Read more: For more on the evolution of new CBD veterinary therapeutics.
B: What’s your forecast for the use of CBD with dogs/companion animals in the coming years?
RS: The pet CBD market is flooded with redundant products, and companies are scrambling to find ways to differentiate their products from the crowd. As a result, we are seeing an interest in the minor cannabinoids—CBG or CBC—and the acidic, raw cannabinoids such as THCA, CBDA, CBGA and so forth. Unfortunately, there’s not much research to support their use for conditions, species and dosages. It’s a lot like it was five years ago, when CBD oil became the hottest thing since who knows what? Companies that want to see increased sales of these “alt-cannabinoids” will have to spend some money to conduct research so we can know objectively how to use them.
We will also see products from plants that have been genetically modified to have increased amounts of these cannabinoids in a whole-plant extract. They may have more potency than a synthetic product made from multiple isolates of alt-cannabinoids combined artificially rather than made by mother nature.

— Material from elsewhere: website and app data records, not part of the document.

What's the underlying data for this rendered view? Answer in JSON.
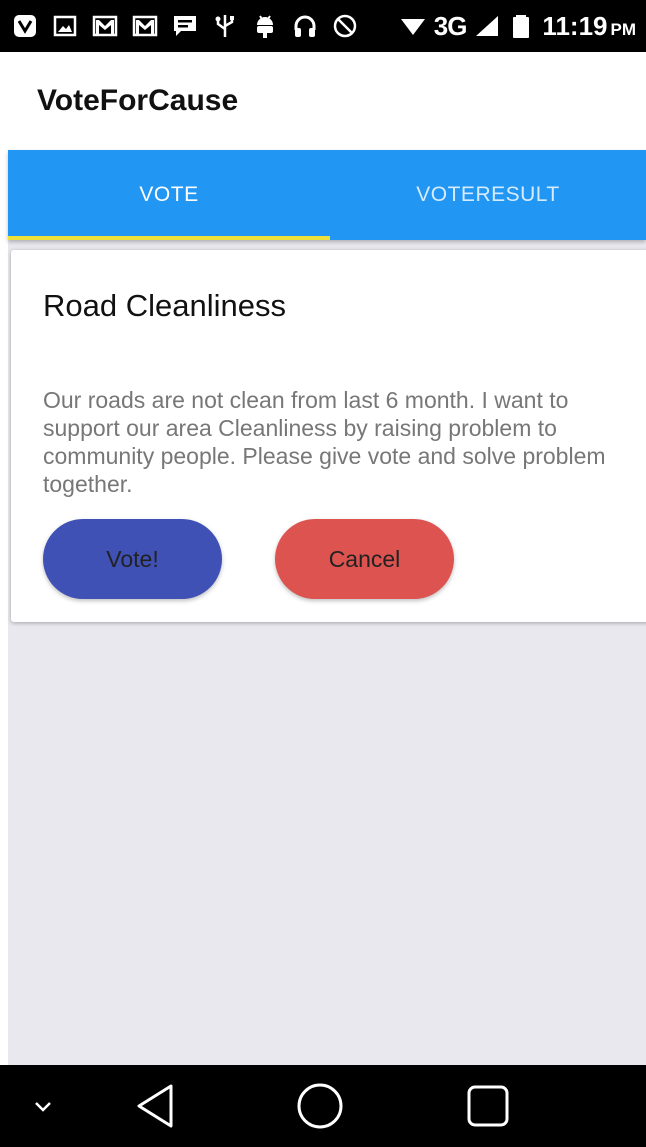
{
  "status_bar": {
    "network_label": "3G",
    "time": "11:19",
    "ampm": "PM",
    "icons": [
      "saavn-icon",
      "image-icon",
      "gmail-icon",
      "gmail-icon",
      "message-icon",
      "usb-icon",
      "android-debug-icon",
      "headphones-icon",
      "do-not-disturb-icon",
      "wifi-icon",
      "signal-icon",
      "battery-icon"
    ]
  },
  "app_bar": {
    "title": "VoteForCause"
  },
  "tabs": [
    {
      "label": "VOTE",
      "selected": true
    },
    {
      "label": "VOTERESULT",
      "selected": false
    }
  ],
  "card": {
    "title": "Road Cleanliness",
    "description": "Our roads are not clean from last 6 month. I want to support our area Cleanliness by raising problem to community people. Please give vote and solve problem together.",
    "vote_label": "Vote!",
    "cancel_label": "Cancel"
  },
  "colors": {
    "tab_bar": "#2196f3",
    "tab_indicator": "#ede13a",
    "vote_button": "#3f51b5",
    "cancel_button": "#dc5350",
    "background": "#e9e8ee"
  },
  "nav_bar": {
    "icons": [
      "chevron-down-icon",
      "back-icon",
      "home-icon",
      "recents-icon"
    ]
  }
}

In addition to the alt-cannabinoids, terpenes can also increase potency and absorption and direct the efficacy of the formula to a specific organ system or treat a specific condition. We are seeing companies offering to spike formulas with terpene blends aimed at certain results, such as calming, pain management and cancer. We will see more of these advanced formulas for pets once we know more about what these non-CBD components do. Most formulas will still contain CBD as a base and will add the specific terpenes and alt-cannabinoids to make them unique and, one hopes, more efficacious.
As mentioned, we will see the approval of hemp ingredients in pet foods, and I suspect that there will also be medicated feeds that can contain the cannabinoids, although they’re unlikely to contain THC in much of any amount.
We will see a proliferation of product-dosage formats, with inhalers, transdermals, beadlets and non-greasy topicals as more convenient, better forms for absorption. We will also see infused bottled water for pets, so that on hikes, the people can give their pet a drink of CBD to help with mobility and stamina on the trail.
We will see FDA-approved products for pets using patented synthetic cannabinoids (the FDA likes synthetic cannabinoids; they’re usually the only type the agency will allow in an approved product).
We will see veterinary cannabis being taught in veterinary schools. Cannabis is the single most significant new development in therapeutics to emerge in at least 20 years. (Heartworm medication was probably the last significant veterinary therapeutic.)
Finally, perhaps in the next five years, the FDA will finally make up its mind how to regulate CBD products—and possibly, cannabis in general—for both people and their companion animals.